## Information
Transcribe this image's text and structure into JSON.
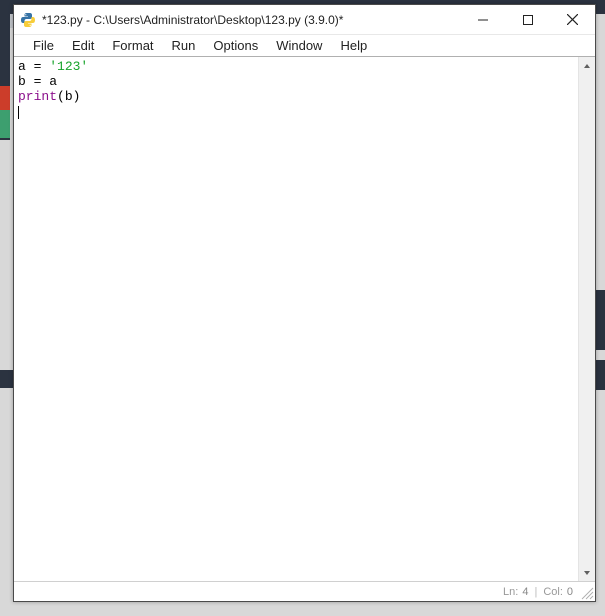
{
  "window": {
    "title": "*123.py - C:\\Users\\Administrator\\Desktop\\123.py (3.9.0)*"
  },
  "menu": {
    "items": [
      "File",
      "Edit",
      "Format",
      "Run",
      "Options",
      "Window",
      "Help"
    ]
  },
  "code": {
    "line1_lhs": "a = ",
    "line1_str": "'123'",
    "line2": "b = a",
    "line3_fn": "print",
    "line3_args": "(b)"
  },
  "status": {
    "ln_label": "Ln:",
    "ln_value": "4",
    "col_label": "Col:",
    "col_value": "0"
  }
}
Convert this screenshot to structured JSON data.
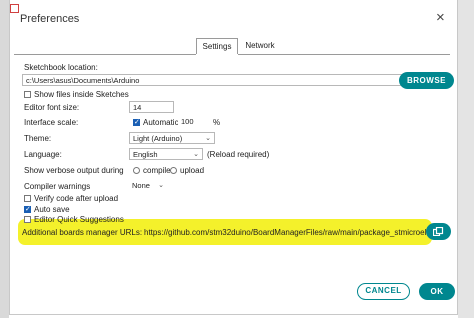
{
  "window": {
    "title": "Preferences",
    "close_glyph": "×"
  },
  "tabs": [
    {
      "label": "Settings",
      "active": true
    },
    {
      "label": "Network",
      "active": false
    }
  ],
  "sketchbook": {
    "label": "Sketchbook location:",
    "value": "c:\\Users\\asus\\Documents\\Arduino",
    "browse_label": "BROWSE",
    "show_files_label": "Show files inside Sketches",
    "show_files_checked": false
  },
  "editor_font": {
    "label": "Editor font size:",
    "value": "14"
  },
  "interface_scale": {
    "label": "Interface scale:",
    "automatic_label": "Automatic",
    "automatic_checked": true,
    "value": "100",
    "unit": "%"
  },
  "theme": {
    "label": "Theme:",
    "value": "Light (Arduino)"
  },
  "language": {
    "label": "Language:",
    "value": "English",
    "note": "(Reload required)"
  },
  "verbose": {
    "label": "Show verbose output during",
    "compile_label": "compile",
    "upload_label": "upload"
  },
  "compiler_warnings": {
    "label": "Compiler warnings",
    "value": "None"
  },
  "options": [
    {
      "label": "Verify code after upload",
      "checked": false
    },
    {
      "label": "Auto save",
      "checked": true
    },
    {
      "label": "Editor Quick Suggestions",
      "checked": false
    }
  ],
  "boards_manager": {
    "label": "Additional boards manager URLs:",
    "value": "https://github.com/stm32duino/BoardManagerFiles/raw/main/package_stmicroele"
  },
  "footer": {
    "cancel_label": "CANCEL",
    "ok_label": "OK"
  },
  "colors": {
    "accent": "#00878f",
    "highlight": "#f3f020",
    "checkbox": "#1a5fb4"
  },
  "icons": {
    "window_icon": "windows-icon",
    "close": "close-icon",
    "open_window": "open-window-icon"
  }
}
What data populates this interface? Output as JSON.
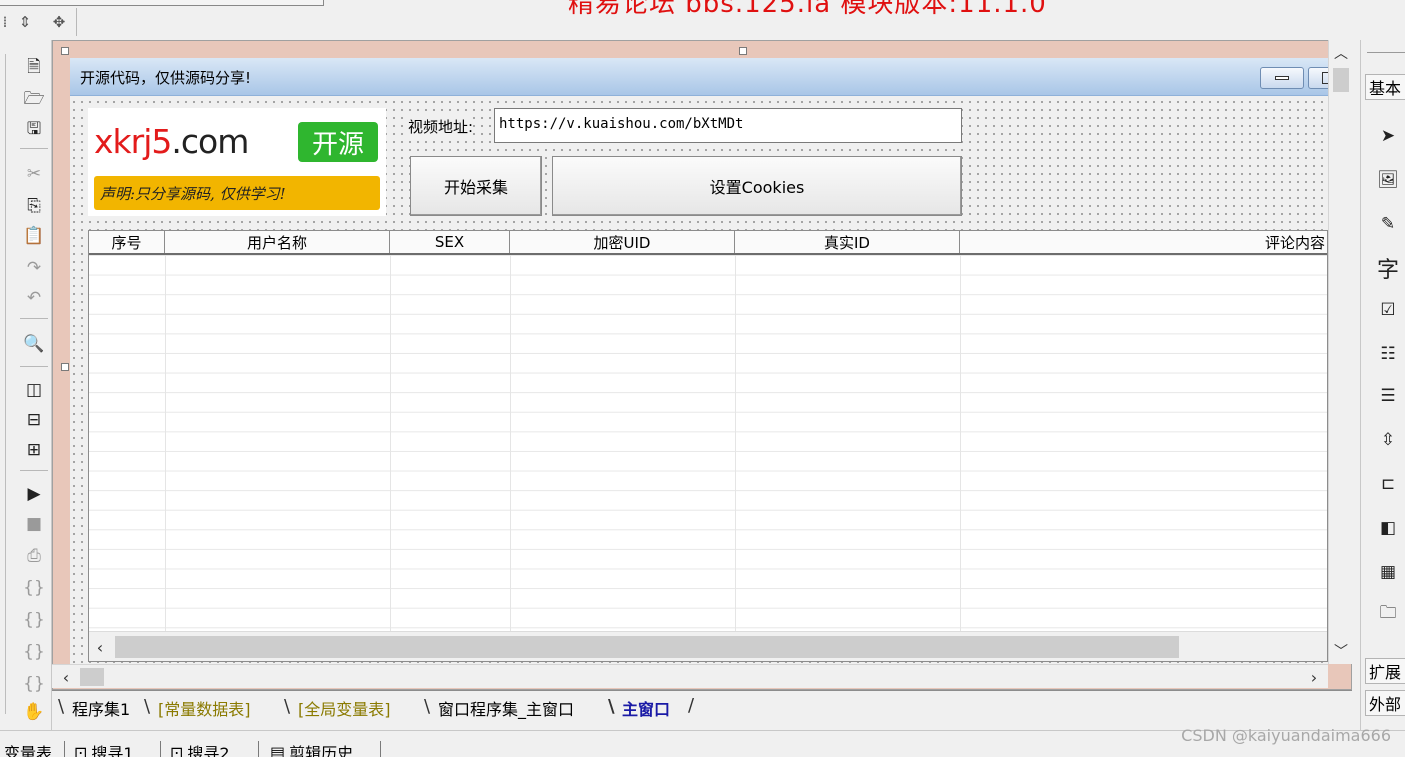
{
  "banner": {
    "text": "精易论坛 bbs.125.la 模块版本:11.1.0"
  },
  "window": {
    "title": "开源代码，仅供源码分享!"
  },
  "logo": {
    "site": "xkrj5",
    "domain": ".com",
    "badge": "开源",
    "slogan": "声明:只分享源码, 仅供学习!"
  },
  "form": {
    "url_label": "视频地址:",
    "url_value": "https://v.kuaishou.com/bXtMDt",
    "start_button": "开始采集",
    "cookies_button": "设置Cookies"
  },
  "table": {
    "columns": [
      "序号",
      "用户名称",
      "SEX",
      "加密UID",
      "真实ID",
      "评论内容"
    ],
    "rows": []
  },
  "tabs": [
    {
      "label": "程序集1",
      "state": "normal"
    },
    {
      "label": "[常量数据表]",
      "state": "olive"
    },
    {
      "label": "[全局变量表]",
      "state": "olive"
    },
    {
      "label": "窗口程序集_主窗口",
      "state": "normal"
    },
    {
      "label": "主窗口",
      "state": "active"
    }
  ],
  "toolbox": {
    "category_basic": "基本",
    "category_ext": "扩展",
    "category_ext2": "外部",
    "label_tool": "字"
  },
  "status_tabs": [
    "变量表",
    "搜寻1",
    "搜寻2",
    "剪辑历史"
  ],
  "watermark": "CSDN @kaiyuandaima666",
  "colors": {
    "designer_bg": "#e8c7ba",
    "title_bar": "#a9c6e7",
    "banner_red": "#e01010",
    "logo_green": "#2fb62f",
    "logo_yellow": "#f2b500"
  },
  "icons": {
    "left_toolbar": [
      "new-file-icon",
      "open-folder-icon",
      "save-icon",
      "cut-icon",
      "copy-icon",
      "paste-icon",
      "redo-icon",
      "undo-icon",
      "find-icon",
      "layout-a-icon",
      "layout-b-icon",
      "layout-c-icon",
      "run-icon",
      "stop-icon",
      "step-icon",
      "step-in-icon",
      "step-out-icon",
      "step-over-icon",
      "run-to-icon",
      "hand-icon"
    ],
    "toolbox": [
      "pointer-icon",
      "picture-box-icon",
      "edit-box-icon",
      "label-icon",
      "checkbox-icon",
      "list-box-icon",
      "combo-box-icon",
      "scroll-icon",
      "progress-icon",
      "tab-icon",
      "table-grid-icon",
      "folder-icon"
    ]
  }
}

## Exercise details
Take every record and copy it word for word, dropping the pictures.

## Task solution
Transcribe this image's text and structure into JSON.
{
  "window": {
    "title": "*123.py - C:\\Users\\Administrator\\Desktop\\123.py (3.9.0)*"
  },
  "menu": {
    "items": [
      "File",
      "Edit",
      "Format",
      "Run",
      "Options",
      "Window",
      "Help"
    ]
  },
  "code": {
    "line1_lhs": "a = ",
    "line1_str": "'123'",
    "line2": "b = a",
    "line3_fn": "print",
    "line3_args": "(b)"
  },
  "status": {
    "ln_label": "Ln:",
    "ln_value": "4",
    "col_label": "Col:",
    "col_value": "0"
  }
}
Convert this screenshot to structured JSON data.
{
  "window": {
    "title": "Preferences",
    "close_glyph": "×"
  },
  "tabs": [
    {
      "label": "Settings",
      "active": true
    },
    {
      "label": "Network",
      "active": false
    }
  ],
  "sketchbook": {
    "label": "Sketchbook location:",
    "value": "c:\\Users\\asus\\Documents\\Arduino",
    "browse_label": "BROWSE",
    "show_files_label": "Show files inside Sketches",
    "show_files_checked": false
  },
  "editor_font": {
    "label": "Editor font size:",
    "value": "14"
  },
  "interface_scale": {
    "label": "Interface scale:",
    "automatic_label": "Automatic",
    "automatic_checked": true,
    "value": "100",
    "unit": "%"
  },
  "theme": {
    "label": "Theme:",
    "value": "Light (Arduino)"
  },
  "language": {
    "label": "Language:",
    "value": "English",
    "note": "(Reload required)"
  },
  "verbose": {
    "label": "Show verbose output during",
    "compile_label": "compile",
    "upload_label": "upload"
  },
  "compiler_warnings": {
    "label": "Compiler warnings",
    "value": "None"
  },
  "options": [
    {
      "label": "Verify code after upload",
      "checked": false
    },
    {
      "label": "Auto save",
      "checked": true
    },
    {
      "label": "Editor Quick Suggestions",
      "checked": false
    }
  ],
  "boards_manager": {
    "label": "Additional boards manager URLs:",
    "value": "https://github.com/stm32duino/BoardManagerFiles/raw/main/package_stmicroele"
  },
  "footer": {
    "cancel_label": "CANCEL",
    "ok_label": "OK"
  },
  "colors": {
    "accent": "#00878f",
    "highlight": "#f3f020",
    "checkbox": "#1a5fb4"
  },
  "icons": {
    "window_icon": "windows-icon",
    "close": "close-icon",
    "open_window": "open-window-icon"
  }
}
What data populates this interface? Output as JSON.
{
  "banner": {
    "text": "精易论坛 bbs.125.la 模块版本:11.1.0"
  },
  "window": {
    "title": "开源代码，仅供源码分享!"
  },
  "logo": {
    "site": "xkrj5",
    "domain": ".com",
    "badge": "开源",
    "slogan": "声明:只分享源码, 仅供学习!"
  },
  "form": {
    "url_label": "视频地址:",
    "url_value": "https://v.kuaishou.com/bXtMDt",
    "start_button": "开始采集",
    "cookies_button": "设置Cookies"
  },
  "table": {
    "columns": [
      "序号",
      "用户名称",
      "SEX",
      "加密UID",
      "真实ID",
      "评论内容"
    ],
    "rows": []
  },
  "tabs": [
    {
      "label": "程序集1",
      "state": "normal"
    },
    {
      "label": "[常量数据表]",
      "state": "olive"
    },
    {
      "label": "[全局变量表]",
      "state": "olive"
    },
    {
      "label": "窗口程序集_主窗口",
      "state": "normal"
    },
    {
      "label": "主窗口",
      "state": "active"
    }
  ],
  "toolbox": {
    "category_basic": "基本",
    "category_ext": "扩展",
    "category_ext2": "外部",
    "label_tool": "字"
  },
  "status_tabs": [
    "变量表",
    "搜寻1",
    "搜寻2",
    "剪辑历史"
  ],
  "watermark": "CSDN @kaiyuandaima666",
  "colors": {
    "designer_bg": "#e8c7ba",
    "title_bar": "#a9c6e7",
    "banner_red": "#e01010",
    "logo_green": "#2fb62f",
    "logo_yellow": "#f2b500"
  },
  "icons": {
    "left_toolbar": [
      "new-file-icon",
      "open-folder-icon",
      "save-icon",
      "cut-icon",
      "copy-icon",
      "paste-icon",
      "redo-icon",
      "undo-icon",
      "find-icon",
      "layout-a-icon",
      "layout-b-icon",
      "layout-c-icon",
      "run-icon",
      "stop-icon",
      "step-icon",
      "step-in-icon",
      "step-out-icon",
      "step-over-icon",
      "run-to-icon",
      "hand-icon"
    ],
    "toolbox": [
      "pointer-icon",
      "picture-box-icon",
      "edit-box-icon",
      "label-icon",
      "checkbox-icon",
      "list-box-icon",
      "combo-box-icon",
      "scroll-icon",
      "progress-icon",
      "tab-icon",
      "table-grid-icon",
      "folder-icon"
    ]
  }
}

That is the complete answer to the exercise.